Rest in peace, Sparky. Even in death you will continue filling up notebooks.
Tuesday, November 2, 2010
By Ross Newhan
--Clifff Lee was 0-2 with a 6.94 earned-run average in the World Series, failing to pitch back to his ALDS and ALCS dominance, but it is unlikely to impact his pursuit as a free agent, with it likely coming down to his Rangers and the Yankees providing he simply doesn't get it over with and sign with Texas in their private, five day window that begins today. Lee has pitched with four teams in the last two years, a hired gun of the highest order. Lee's wife, Kristin, blistered the treatment Ranger families received from Yankee fans during the ALCS, but money and longevity may outweigh that abuse, although the suspicion here is that he will remain with the Rangers, virtually next door to his Arkansas home.
--There is no minimizing the performance of their young and homegrown rotation, but how many of their self-identified misfits and castoffs--Aubrey Huff, Cody Ross, Edgar Renteria and Juan Uribe, among them-- are the Giants prepared to retain while still owing Barry Zito $64.5 million over the next three years? It is hard to see them picking up Renteria's $10.5 million option, for example, even with his Series MVP award and two game turning home runs. Then again, there are always misfits and castoffs out there--and how much more is needed with that pitching?
--So, the Rangers had the best offense in the American League and they were shutout twice and held to one run once during the five Series games and it's a bit of head shaking wonder to remember that Matt Cain and Tim Lincecum are 26, Madison Bumgarner is 21, Jonathan Sanchez (don't forget that he has no-hit stuff despite his wavering control and emotions during the postseason) is 28, and that that homegrown rotation has a homegrown catcher in probable Rookie of the Year winner Buster Posey, who is 23 and may eventually end up at third base or in left field. Give their scouts credit and snicker again at the moneyball computers.
--I don't understand why celebrating fans feel they have to go on a violent rampage as they did in San Francisco Monday night. I recall vividly sitting in the old Tiger Stadium after Detroit had defeated San Diego in the 1984 World Series amid constant explosions and frightening fires to the extent that the press corps was prevented from leaving and a helicopter landed in the middle of the infield, bringing in pizzas (the Tigers were then owned by Domino's Tom Monaghan) so that, god forbid, we didn't go hungry.

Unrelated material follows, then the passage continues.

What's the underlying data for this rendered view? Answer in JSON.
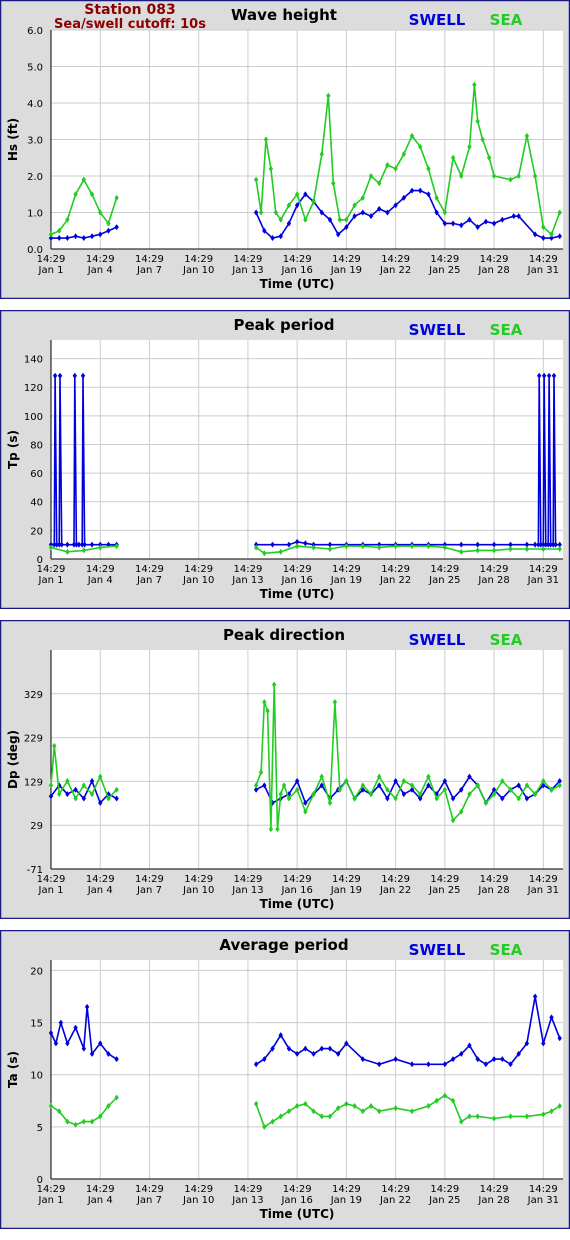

--Bruce Bochy has now taken two teams to the World Series, the 1998 Padres and the 2010 Giants, and it is time to recognize him as one of baseball's best managers. He is unafraid to make lineup changes or remove pitchers or ask players who may not be familiar with certain functions--such as Huff sacrificing for the first time in his career--to perform the unexpected. He is not the most quotable personality, which often leads to the lack of publicity and recognition he deserves, but his handling of those misfits and castoffs should now leave no doubt that he belongs in the upper echelon of big league skippers.
--Vladimir Guerrero's 29 homers and 115 runs batted in prompted Anaheim fans to wonder if their Angels had given up on him prematurely, but he looked severely overmatched in the postseason, batting .220 with no home runs and six RBI, and what had once seemed to be an automatic resigning by the Rangers now may be in doubt, although general manager Jon Daniels insists "you have to consider his body of work."

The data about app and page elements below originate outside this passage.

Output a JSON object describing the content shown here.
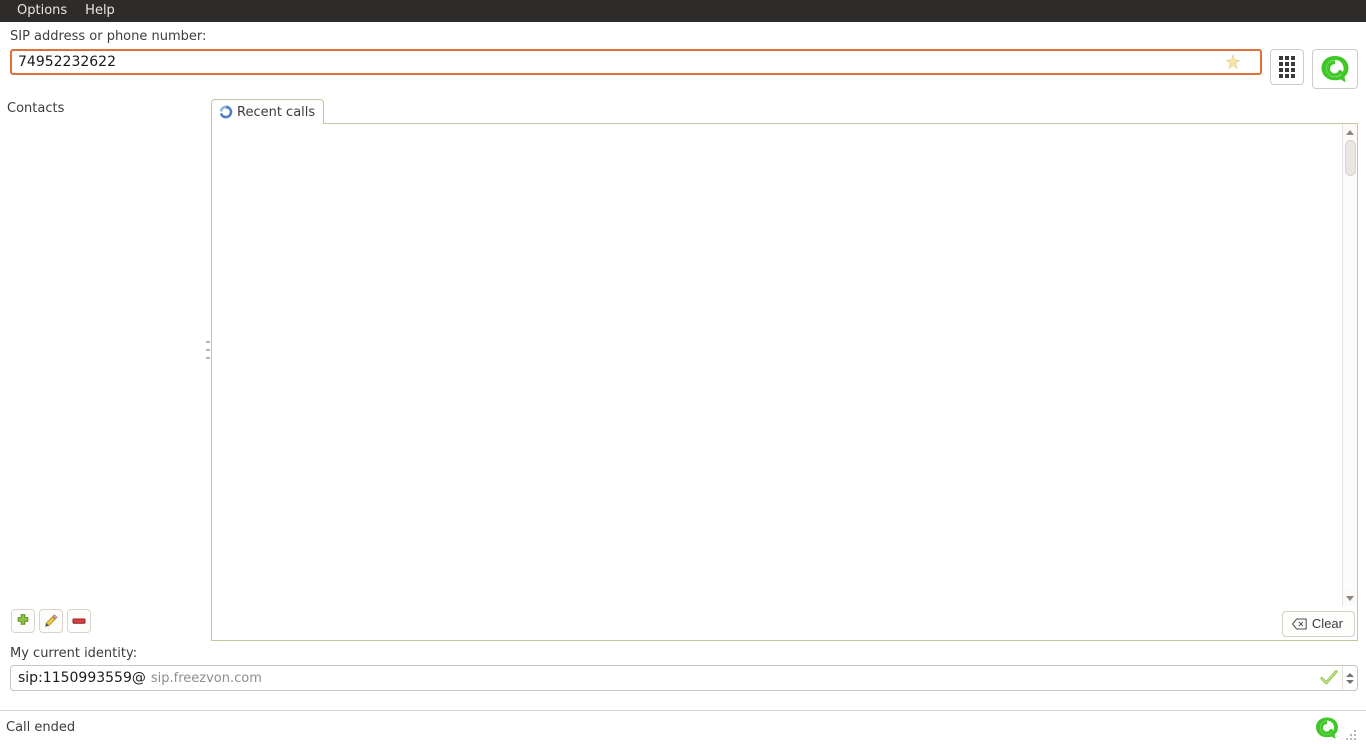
{
  "menubar": {
    "items": [
      {
        "label": "Options",
        "name": "menu-options"
      },
      {
        "label": "Help",
        "name": "menu-help"
      }
    ]
  },
  "address": {
    "label": "SIP address or phone number:",
    "value": "74952232622",
    "placeholder": "SIP address or phone number",
    "favorite_icon": "star-icon",
    "border_color": "#e2703a"
  },
  "toolbar": {
    "dialpad_icon": "dialpad-icon",
    "dialpad_tooltip": "Show dialpad",
    "call_icon": "call-icon",
    "call_tooltip": "Start call",
    "call_color": "#3fc728"
  },
  "contacts": {
    "title": "Contacts",
    "buttons": [
      {
        "name": "add-contact-button",
        "icon": "plus-icon",
        "label": "Add"
      },
      {
        "name": "edit-contact-button",
        "icon": "pencil-icon",
        "label": "Edit"
      },
      {
        "name": "remove-contact-button",
        "icon": "minus-icon",
        "label": "Remove"
      }
    ],
    "items": []
  },
  "tabs": [
    {
      "label": "Recent calls",
      "icon": "history-icon",
      "active": true
    }
  ],
  "recent_calls": {
    "rows": [],
    "clear_label": "Clear",
    "clear_icon": "backspace-icon"
  },
  "identity": {
    "label": "My current identity:",
    "user": "sip:1150993559@",
    "domain": "sip.freezvon.com",
    "valid_icon": "check-icon",
    "spinner_icon": "spinner-arrows-icon"
  },
  "statusbar": {
    "message": "Call ended",
    "call_status_icon": "call-icon",
    "resize_grip_icon": "resize-grip-icon"
  },
  "colors": {
    "menubar_bg": "#2e2c2b",
    "accent_orange": "#e2703a",
    "frame_khaki": "#c9c59b",
    "green": "#3fc728"
  }
}
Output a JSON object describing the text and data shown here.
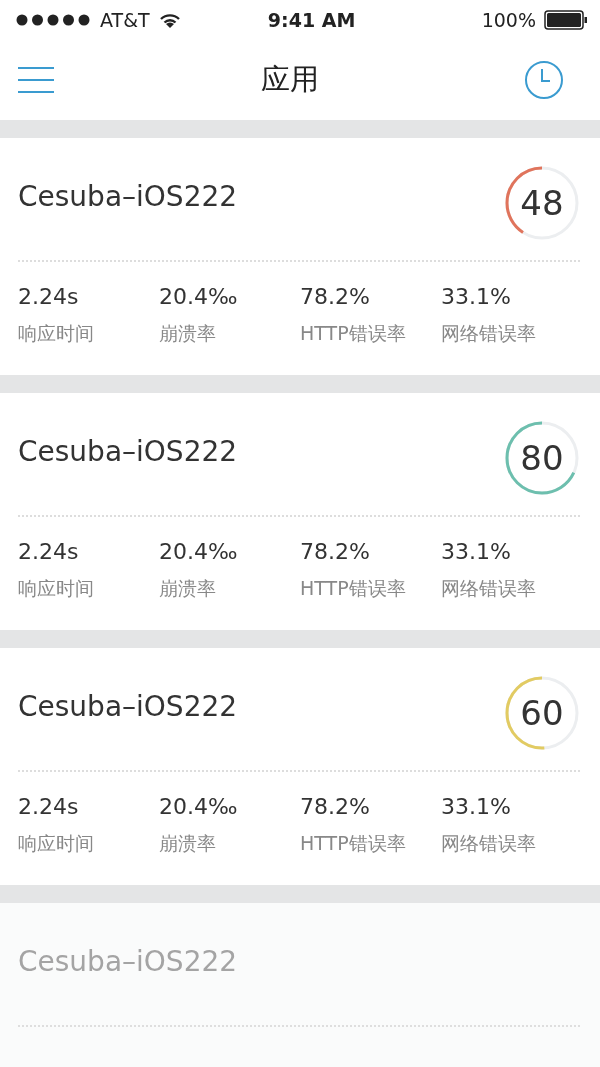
{
  "status_bar": {
    "carrier": "AT&T",
    "time": "9:41 AM",
    "battery": "100%"
  },
  "nav": {
    "title": "应用"
  },
  "apps": [
    {
      "name": "Cesuba–iOS222",
      "score": "48",
      "color": "#e0745c",
      "faded": false,
      "metrics": [
        {
          "value": "2.24s",
          "label": "响应时间"
        },
        {
          "value": "20.4‰",
          "label": "崩溃率"
        },
        {
          "value": "78.2%",
          "label": "HTTP错误率"
        },
        {
          "value": "33.1%",
          "label": "网络错误率"
        }
      ]
    },
    {
      "name": "Cesuba–iOS222",
      "score": "80",
      "color": "#6dbfae",
      "faded": false,
      "metrics": [
        {
          "value": "2.24s",
          "label": "响应时间"
        },
        {
          "value": "20.4‰",
          "label": "崩溃率"
        },
        {
          "value": "78.2%",
          "label": "HTTP错误率"
        },
        {
          "value": "33.1%",
          "label": "网络错误率"
        }
      ]
    },
    {
      "name": "Cesuba–iOS222",
      "score": "60",
      "color": "#e2cb62",
      "faded": false,
      "metrics": [
        {
          "value": "2.24s",
          "label": "响应时间"
        },
        {
          "value": "20.4‰",
          "label": "崩溃率"
        },
        {
          "value": "78.2%",
          "label": "HTTP错误率"
        },
        {
          "value": "33.1%",
          "label": "网络错误率"
        }
      ]
    },
    {
      "name": "Cesuba–iOS222",
      "faded": true
    }
  ]
}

--Beyond the magical work of the San Francisco rotation and the spirited performance of the Misfits this wasn't the most spellbinding World Series, but it did prove again that a carefully increased system of replays is needed despite the commissioner's concern about the "pace" of games. Of course, commercial breaks of 2 1/2 to 3 minutes don't exactly enhance the pace, but then somebody has to pay Fox for helping underwrite the industry, and the greater groundswell among owners doesn't seem to be for more replay but either 1) the addition of another wild card team, 2) a one game wild card play-in, or 3) increasing the division series from five to seven games. More on those possibilities at a later date.